> [Problem to solve]: Return each line of the listing in which the word "route" appears.
Segment Start: Data section
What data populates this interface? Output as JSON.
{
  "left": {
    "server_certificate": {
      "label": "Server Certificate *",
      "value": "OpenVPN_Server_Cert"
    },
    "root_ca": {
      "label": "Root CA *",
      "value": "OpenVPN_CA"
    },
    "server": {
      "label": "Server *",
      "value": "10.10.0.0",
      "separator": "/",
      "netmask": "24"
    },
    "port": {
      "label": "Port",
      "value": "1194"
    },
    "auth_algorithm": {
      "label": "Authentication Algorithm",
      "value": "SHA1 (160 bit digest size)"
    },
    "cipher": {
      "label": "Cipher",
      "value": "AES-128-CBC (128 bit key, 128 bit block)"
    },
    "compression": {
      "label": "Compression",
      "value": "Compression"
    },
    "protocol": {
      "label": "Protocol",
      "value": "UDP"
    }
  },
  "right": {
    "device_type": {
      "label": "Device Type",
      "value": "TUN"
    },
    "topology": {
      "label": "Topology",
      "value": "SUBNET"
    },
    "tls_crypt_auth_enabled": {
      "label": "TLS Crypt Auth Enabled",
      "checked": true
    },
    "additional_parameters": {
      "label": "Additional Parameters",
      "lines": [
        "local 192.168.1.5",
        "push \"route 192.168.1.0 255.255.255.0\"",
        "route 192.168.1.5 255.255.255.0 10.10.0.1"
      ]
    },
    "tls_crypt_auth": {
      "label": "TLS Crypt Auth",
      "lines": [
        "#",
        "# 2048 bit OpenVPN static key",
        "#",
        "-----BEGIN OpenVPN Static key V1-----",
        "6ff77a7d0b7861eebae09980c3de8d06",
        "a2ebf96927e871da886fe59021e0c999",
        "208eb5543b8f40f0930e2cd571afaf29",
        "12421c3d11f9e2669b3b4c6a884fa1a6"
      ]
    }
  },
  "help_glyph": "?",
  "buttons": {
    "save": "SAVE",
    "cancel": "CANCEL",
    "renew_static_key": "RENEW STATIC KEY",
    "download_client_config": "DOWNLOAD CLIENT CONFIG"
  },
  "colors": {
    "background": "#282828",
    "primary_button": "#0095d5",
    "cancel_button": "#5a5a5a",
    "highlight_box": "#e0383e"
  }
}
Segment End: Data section
> [Answer space]:
        "push \"route 192.168.1.0 255.255.255.0\"",
        "route 192.168.1.5 255.255.255.0 10.10.0.1"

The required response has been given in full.